In a place where "drinks" means "cocktails", "cocktails" means "smoothies", and every neighborhood has multiple "alcohole" shops, it was time to suss out the adult beverage scene. I mean Poland's annual vodka consumption stood at just under 17 liters per head in 2008 and lies in the heart of the Vodka Belt of Europe, the historic home of vodka. So to warm up on a blustery, snowy night, I decided to give vodka a shot. Well about 8 shots, really, and one big, smoky, not-just-for-breakfast-and-hangovers-anymore Helluva Mary. It was the Vodka Tour and I was ready to take a shot at it.
Like the craft brewery scene that's emerged around the U.S., Poland (at least Krakow) has a craft vodka scene. Shops showcasing their "homemade" spirits are popping up all over and keeping vodka in the national alcohol consumption race against front-runner beer and fast-approaching wine. I was more than happy to do my part to help vodka maintain its rightful position. And so, listening to our mellow yet engaging guide Adam talk about Polish social life and share his own personal stories (my favorite being his account of sloppily leaving the bars at 8:00am only to do a walk of shame amidst all the morning Catholic church-goers), our small, bundled-up group mosied from local joint to local joint. First experiencing a classic restaurant with old-fashioned decor and distinctly Polish music piped in overhead. The kind of place that businessmen might have brought their clients back in the day for a proper Polish meal- and are still going there. Presuming we had a night ahead full of stiff drinks, I promptly asked upon the first two shots being set in front of my place setting whether sipping was allowed. It was a definitive no.
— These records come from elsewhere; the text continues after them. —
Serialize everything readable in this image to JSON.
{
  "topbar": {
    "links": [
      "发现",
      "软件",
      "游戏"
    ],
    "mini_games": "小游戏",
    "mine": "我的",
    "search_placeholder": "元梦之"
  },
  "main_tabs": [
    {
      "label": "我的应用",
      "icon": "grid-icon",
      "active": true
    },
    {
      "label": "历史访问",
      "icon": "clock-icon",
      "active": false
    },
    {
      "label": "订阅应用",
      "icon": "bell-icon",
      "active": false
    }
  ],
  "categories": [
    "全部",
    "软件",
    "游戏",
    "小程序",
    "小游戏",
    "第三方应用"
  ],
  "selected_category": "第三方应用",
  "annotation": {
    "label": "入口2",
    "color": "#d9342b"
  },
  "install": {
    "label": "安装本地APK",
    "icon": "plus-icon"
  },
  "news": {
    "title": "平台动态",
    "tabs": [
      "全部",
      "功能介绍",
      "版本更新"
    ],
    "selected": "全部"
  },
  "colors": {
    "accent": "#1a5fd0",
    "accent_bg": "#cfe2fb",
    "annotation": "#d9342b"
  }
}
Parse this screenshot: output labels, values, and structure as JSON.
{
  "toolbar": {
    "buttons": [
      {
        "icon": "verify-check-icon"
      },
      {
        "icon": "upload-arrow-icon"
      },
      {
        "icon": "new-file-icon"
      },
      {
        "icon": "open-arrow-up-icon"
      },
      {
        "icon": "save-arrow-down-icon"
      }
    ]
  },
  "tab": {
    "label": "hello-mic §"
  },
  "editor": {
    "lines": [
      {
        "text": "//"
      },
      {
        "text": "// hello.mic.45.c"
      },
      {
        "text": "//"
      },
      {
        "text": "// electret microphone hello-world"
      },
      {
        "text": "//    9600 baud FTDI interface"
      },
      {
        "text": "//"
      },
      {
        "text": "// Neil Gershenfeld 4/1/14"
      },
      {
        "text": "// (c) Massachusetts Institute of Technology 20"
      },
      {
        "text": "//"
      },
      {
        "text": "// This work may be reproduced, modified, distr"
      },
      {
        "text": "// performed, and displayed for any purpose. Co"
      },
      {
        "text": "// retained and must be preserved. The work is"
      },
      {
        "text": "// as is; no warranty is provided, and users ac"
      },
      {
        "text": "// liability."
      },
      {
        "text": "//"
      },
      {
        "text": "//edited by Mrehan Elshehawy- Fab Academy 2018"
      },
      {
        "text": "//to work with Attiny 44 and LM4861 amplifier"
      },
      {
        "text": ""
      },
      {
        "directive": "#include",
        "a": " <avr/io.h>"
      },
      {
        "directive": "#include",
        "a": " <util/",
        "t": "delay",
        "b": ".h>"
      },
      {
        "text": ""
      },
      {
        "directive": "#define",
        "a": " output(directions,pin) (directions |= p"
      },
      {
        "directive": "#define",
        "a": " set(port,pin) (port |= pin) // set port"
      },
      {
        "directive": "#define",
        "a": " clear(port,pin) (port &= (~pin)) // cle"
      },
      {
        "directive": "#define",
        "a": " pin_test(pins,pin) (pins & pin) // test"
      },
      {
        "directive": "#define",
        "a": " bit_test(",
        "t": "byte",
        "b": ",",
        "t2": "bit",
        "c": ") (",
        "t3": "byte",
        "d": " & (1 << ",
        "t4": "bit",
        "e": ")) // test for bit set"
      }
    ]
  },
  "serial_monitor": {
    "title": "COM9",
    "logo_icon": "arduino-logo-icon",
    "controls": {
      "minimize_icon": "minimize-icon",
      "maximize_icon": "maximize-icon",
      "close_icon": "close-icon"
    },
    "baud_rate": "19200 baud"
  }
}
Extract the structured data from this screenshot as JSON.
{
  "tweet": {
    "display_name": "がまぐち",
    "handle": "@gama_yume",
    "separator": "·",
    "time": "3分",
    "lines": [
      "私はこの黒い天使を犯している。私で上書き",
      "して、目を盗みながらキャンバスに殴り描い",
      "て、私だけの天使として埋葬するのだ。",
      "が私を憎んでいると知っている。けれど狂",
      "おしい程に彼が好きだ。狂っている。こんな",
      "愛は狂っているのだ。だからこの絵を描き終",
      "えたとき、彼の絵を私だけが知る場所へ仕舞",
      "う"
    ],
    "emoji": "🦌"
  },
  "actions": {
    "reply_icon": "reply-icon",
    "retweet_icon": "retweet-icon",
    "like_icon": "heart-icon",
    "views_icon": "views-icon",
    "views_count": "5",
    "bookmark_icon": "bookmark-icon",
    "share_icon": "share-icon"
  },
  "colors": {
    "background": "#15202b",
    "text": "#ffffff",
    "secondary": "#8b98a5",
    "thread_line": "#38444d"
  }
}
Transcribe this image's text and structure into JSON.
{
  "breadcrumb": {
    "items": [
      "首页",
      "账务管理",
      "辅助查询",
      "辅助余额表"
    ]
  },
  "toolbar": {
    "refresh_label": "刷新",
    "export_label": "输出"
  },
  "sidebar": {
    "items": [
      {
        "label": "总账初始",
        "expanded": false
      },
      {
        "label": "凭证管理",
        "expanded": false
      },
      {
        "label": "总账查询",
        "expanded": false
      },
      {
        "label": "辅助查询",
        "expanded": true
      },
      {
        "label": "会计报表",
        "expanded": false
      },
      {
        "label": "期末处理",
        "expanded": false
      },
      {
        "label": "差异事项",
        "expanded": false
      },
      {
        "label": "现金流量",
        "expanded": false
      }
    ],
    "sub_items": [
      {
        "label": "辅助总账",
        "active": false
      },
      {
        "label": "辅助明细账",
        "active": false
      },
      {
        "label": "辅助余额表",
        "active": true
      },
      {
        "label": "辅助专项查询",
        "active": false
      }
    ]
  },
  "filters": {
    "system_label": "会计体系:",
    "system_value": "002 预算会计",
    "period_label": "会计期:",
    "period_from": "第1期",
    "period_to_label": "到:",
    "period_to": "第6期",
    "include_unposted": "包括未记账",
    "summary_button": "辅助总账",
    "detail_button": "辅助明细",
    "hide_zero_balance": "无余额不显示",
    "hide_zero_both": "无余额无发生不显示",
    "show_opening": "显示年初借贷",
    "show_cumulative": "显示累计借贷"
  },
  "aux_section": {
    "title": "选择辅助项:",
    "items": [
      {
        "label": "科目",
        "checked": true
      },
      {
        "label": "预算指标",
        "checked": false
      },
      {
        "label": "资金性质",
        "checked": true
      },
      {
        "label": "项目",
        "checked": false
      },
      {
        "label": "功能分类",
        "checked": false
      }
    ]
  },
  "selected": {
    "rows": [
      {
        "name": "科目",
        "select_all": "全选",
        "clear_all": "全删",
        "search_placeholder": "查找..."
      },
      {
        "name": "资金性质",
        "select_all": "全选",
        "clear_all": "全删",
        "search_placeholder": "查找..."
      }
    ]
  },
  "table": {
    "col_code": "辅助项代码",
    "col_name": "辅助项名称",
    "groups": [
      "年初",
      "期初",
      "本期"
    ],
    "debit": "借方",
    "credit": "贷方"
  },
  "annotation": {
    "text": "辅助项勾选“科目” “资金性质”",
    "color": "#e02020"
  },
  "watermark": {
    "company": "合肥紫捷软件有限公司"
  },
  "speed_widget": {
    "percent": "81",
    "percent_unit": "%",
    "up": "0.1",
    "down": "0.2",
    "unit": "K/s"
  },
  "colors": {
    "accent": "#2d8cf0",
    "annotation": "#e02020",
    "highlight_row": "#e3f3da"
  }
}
Eat Krakow Vodka Tour group
And so the night went. From old-school Cechowa with its pure white rye vodka (egad!) to cozy Gościnna Chata with its vodka proudly made with bison grass to the contemporary Ed Red for their super-spicy version of a Bloody Mary. However, it was a vodka distillery called Szambelan whose quaint ambiance won over my heart and whose potent concoctions overwhelmed my senses (enter the "strong, but not very strong"- according to Adam- shot that practically burned my nose off). My favorites being the cherry-infused (think Vicks Formula 44D cough medicine) and the smoother honey-infused. Both which, to a devoted Pole, would probably be sacrilegious.
Fortunately, to save me from imminent intoxication, authentic food pairings were provided throughout the outing that kept me from bouncing down each side of the cobblestone streets like a pinball. Herring with a sour cream/onions/cabbage mixture, Smalec (lard spread) on bread, and bigos (fermented sauerkraut/meat/mushrooms stew) all made the cuisine cut. And let me tell you, lard never tasted so good. It was one of my favorite nights so far in Krakow and truly a wonder my next day wasn't shot to hell.